*WHAT TO PRODUCE*.
Return the entries below in their exact form, leaving the pictures out.
___ RECORDS FOR THE EXERCISE
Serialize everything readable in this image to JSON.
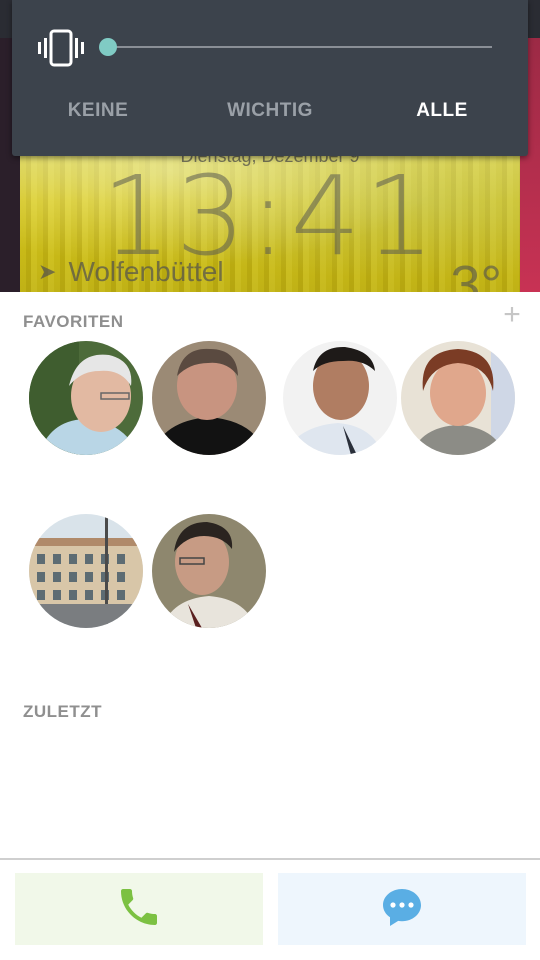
{
  "lockscreen": {
    "date": "Dienstag, Dezember 9",
    "time": "13:41",
    "location": "Wolfenbüttel",
    "temperature": "3°"
  },
  "volume_panel": {
    "icon": "vibrate-icon",
    "slider_level": 0,
    "accent_color": "#80cbc4",
    "modes": [
      {
        "label": "KEINE",
        "active": false
      },
      {
        "label": "WICHTIG",
        "active": false
      },
      {
        "label": "ALLE",
        "active": true
      }
    ]
  },
  "favorites": {
    "title": "FAVORITEN",
    "add_icon": "plus-icon",
    "contacts_count_visible": 6
  },
  "recent": {
    "title": "ZULETZT"
  },
  "actions": {
    "call_icon": "phone-icon",
    "call_color": "#7cc142",
    "message_icon": "chat-bubble-icon",
    "message_color": "#5aaee4"
  }
}
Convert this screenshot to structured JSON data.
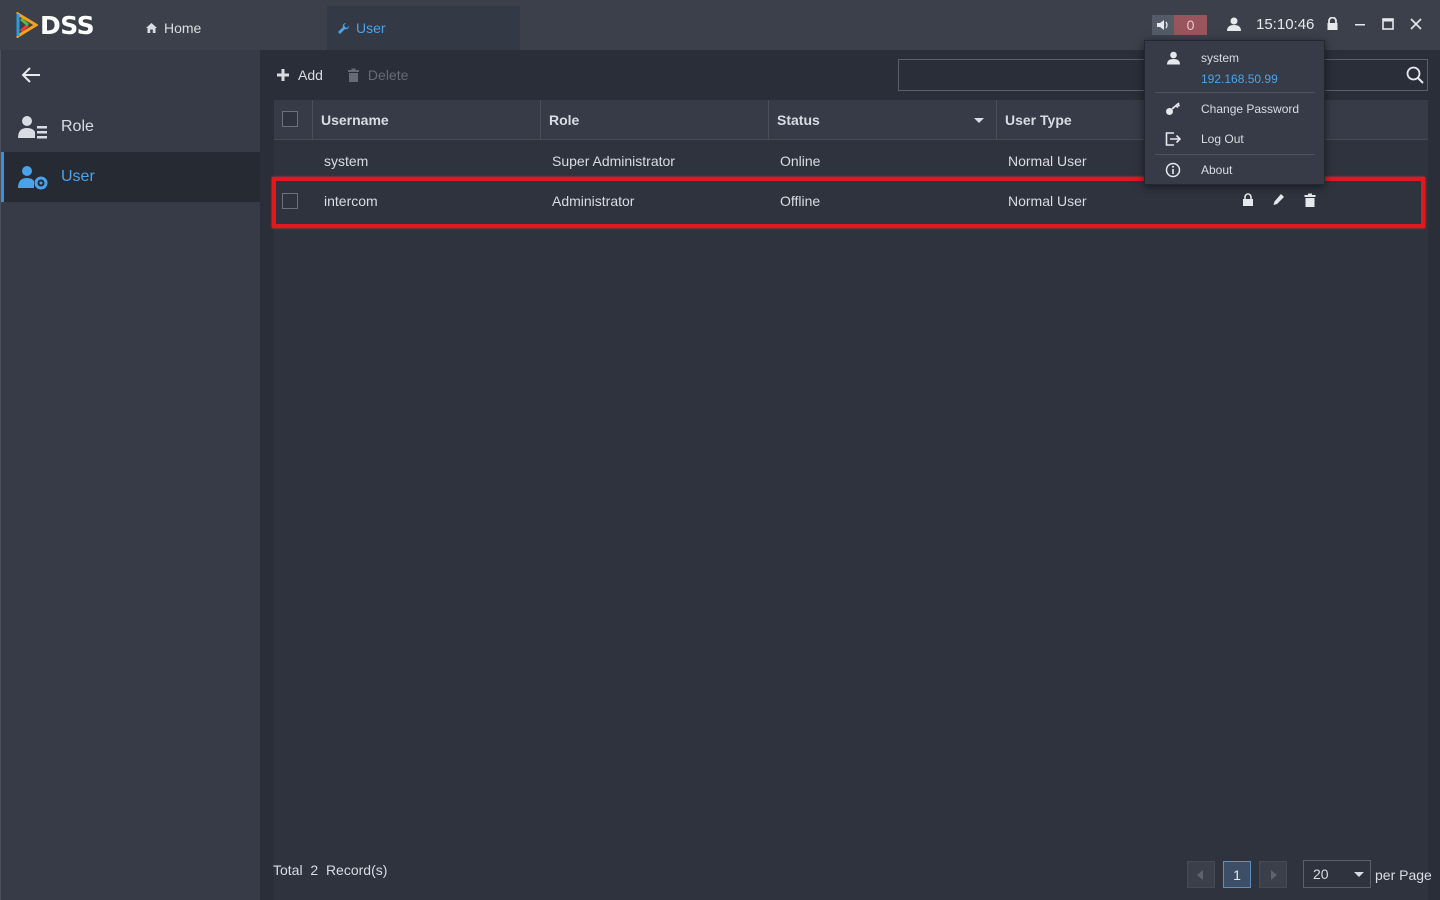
{
  "app": {
    "logo_text": "DSS",
    "tabs": [
      {
        "label": "Home",
        "icon": "home-icon"
      },
      {
        "label": "User",
        "icon": "wrench-icon"
      }
    ]
  },
  "topbar": {
    "alarm_count": "0",
    "clock": "15:10:46"
  },
  "sidebar": {
    "items": [
      {
        "label": "Role",
        "icon": "role-icon"
      },
      {
        "label": "User",
        "icon": "user-settings-icon"
      }
    ]
  },
  "toolbar": {
    "add_label": "Add",
    "delete_label": "Delete"
  },
  "search": {
    "value": ""
  },
  "table": {
    "headers": [
      "Username",
      "Role",
      "Status",
      "User Type"
    ],
    "rows": [
      {
        "username": "system",
        "role": "Super Administrator",
        "status": "Online",
        "user_type": "Normal User"
      },
      {
        "username": "intercom",
        "role": "Administrator",
        "status": "Offline",
        "user_type": "Normal User"
      }
    ]
  },
  "user_menu": {
    "username": "system",
    "ip": "192.168.50.99",
    "change_password": "Change Password",
    "log_out": "Log Out",
    "about": "About"
  },
  "footer": {
    "total_label": "Total",
    "total_count": "2",
    "records_label": "Record(s)",
    "current_page": "1",
    "page_size": "20",
    "per_page_label": "per Page"
  },
  "colors": {
    "accent": "#4aa3ea",
    "highlight": "#e0191e",
    "alarm": "#9a555c"
  }
}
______
*RESULT OF THE EXERCISE*.
Serialize everything readable in this image to JSON.
{
  "lockscreen": {
    "date": "Dienstag, Dezember 9",
    "time": "13:41",
    "location": "Wolfenbüttel",
    "temperature": "3°"
  },
  "volume_panel": {
    "icon": "vibrate-icon",
    "slider_level": 0,
    "accent_color": "#80cbc4",
    "modes": [
      {
        "label": "KEINE",
        "active": false
      },
      {
        "label": "WICHTIG",
        "active": false
      },
      {
        "label": "ALLE",
        "active": true
      }
    ]
  },
  "favorites": {
    "title": "FAVORITEN",
    "add_icon": "plus-icon",
    "contacts_count_visible": 6
  },
  "recent": {
    "title": "ZULETZT"
  },
  "actions": {
    "call_icon": "phone-icon",
    "call_color": "#7cc142",
    "message_icon": "chat-bubble-icon",
    "message_color": "#5aaee4"
  }
}
Convert this screenshot to structured JSON data.
{
  "app": {
    "logo_text": "DSS",
    "tabs": [
      {
        "label": "Home",
        "icon": "home-icon"
      },
      {
        "label": "User",
        "icon": "wrench-icon"
      }
    ]
  },
  "topbar": {
    "alarm_count": "0",
    "clock": "15:10:46"
  },
  "sidebar": {
    "items": [
      {
        "label": "Role",
        "icon": "role-icon"
      },
      {
        "label": "User",
        "icon": "user-settings-icon"
      }
    ]
  },
  "toolbar": {
    "add_label": "Add",
    "delete_label": "Delete"
  },
  "search": {
    "value": ""
  },
  "table": {
    "headers": [
      "Username",
      "Role",
      "Status",
      "User Type"
    ],
    "rows": [
      {
        "username": "system",
        "role": "Super Administrator",
        "status": "Online",
        "user_type": "Normal User"
      },
      {
        "username": "intercom",
        "role": "Administrator",
        "status": "Offline",
        "user_type": "Normal User"
      }
    ]
  },
  "user_menu": {
    "username": "system",
    "ip": "192.168.50.99",
    "change_password": "Change Password",
    "log_out": "Log Out",
    "about": "About"
  },
  "footer": {
    "total_label": "Total",
    "total_count": "2",
    "records_label": "Record(s)",
    "current_page": "1",
    "page_size": "20",
    "per_page_label": "per Page"
  },
  "colors": {
    "accent": "#4aa3ea",
    "highlight": "#e0191e",
    "alarm": "#9a555c"
  }
}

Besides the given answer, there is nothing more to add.